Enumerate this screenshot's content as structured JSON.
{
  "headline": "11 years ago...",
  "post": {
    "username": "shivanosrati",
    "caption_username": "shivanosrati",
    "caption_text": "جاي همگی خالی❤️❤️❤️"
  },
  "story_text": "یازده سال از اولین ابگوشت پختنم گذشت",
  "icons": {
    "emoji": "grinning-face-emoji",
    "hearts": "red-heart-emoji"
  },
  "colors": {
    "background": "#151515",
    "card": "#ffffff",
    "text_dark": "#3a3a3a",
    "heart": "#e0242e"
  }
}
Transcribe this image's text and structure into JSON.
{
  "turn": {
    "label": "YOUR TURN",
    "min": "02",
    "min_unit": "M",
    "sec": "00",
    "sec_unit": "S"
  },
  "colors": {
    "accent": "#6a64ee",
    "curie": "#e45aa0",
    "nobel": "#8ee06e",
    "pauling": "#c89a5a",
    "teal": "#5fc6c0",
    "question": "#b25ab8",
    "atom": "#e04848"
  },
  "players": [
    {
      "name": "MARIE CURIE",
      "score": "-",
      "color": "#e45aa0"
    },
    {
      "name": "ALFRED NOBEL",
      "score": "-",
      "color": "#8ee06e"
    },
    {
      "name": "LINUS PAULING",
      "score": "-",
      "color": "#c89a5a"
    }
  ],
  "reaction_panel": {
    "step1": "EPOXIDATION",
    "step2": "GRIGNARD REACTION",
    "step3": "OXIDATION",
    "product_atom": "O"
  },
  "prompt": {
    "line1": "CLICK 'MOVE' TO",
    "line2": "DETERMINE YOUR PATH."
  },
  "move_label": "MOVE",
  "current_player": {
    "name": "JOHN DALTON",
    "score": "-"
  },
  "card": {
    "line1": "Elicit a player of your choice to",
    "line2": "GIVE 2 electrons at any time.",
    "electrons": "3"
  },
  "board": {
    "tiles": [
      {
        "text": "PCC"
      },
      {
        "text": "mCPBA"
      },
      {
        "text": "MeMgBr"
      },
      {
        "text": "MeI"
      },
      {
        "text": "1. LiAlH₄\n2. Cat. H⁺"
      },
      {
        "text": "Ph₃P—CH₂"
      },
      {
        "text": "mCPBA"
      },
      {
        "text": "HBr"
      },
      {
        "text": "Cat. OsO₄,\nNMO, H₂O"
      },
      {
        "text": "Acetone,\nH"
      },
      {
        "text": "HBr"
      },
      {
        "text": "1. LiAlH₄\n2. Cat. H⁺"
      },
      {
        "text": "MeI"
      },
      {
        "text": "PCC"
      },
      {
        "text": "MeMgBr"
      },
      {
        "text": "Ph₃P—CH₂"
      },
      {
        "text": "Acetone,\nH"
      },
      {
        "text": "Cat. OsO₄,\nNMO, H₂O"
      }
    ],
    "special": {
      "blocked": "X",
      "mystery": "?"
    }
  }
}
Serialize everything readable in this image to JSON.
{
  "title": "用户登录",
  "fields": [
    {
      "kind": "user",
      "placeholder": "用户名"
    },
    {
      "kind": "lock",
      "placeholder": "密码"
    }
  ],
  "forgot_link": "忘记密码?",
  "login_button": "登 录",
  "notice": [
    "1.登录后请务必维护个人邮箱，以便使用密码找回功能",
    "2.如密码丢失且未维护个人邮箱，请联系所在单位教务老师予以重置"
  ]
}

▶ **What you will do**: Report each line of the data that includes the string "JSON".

▶ **Response to this task**:
Enumerate this screenshot's content as structured JSON.
Transcribe this image's text and structure into JSON.
Serialize everything readable in this image to JSON.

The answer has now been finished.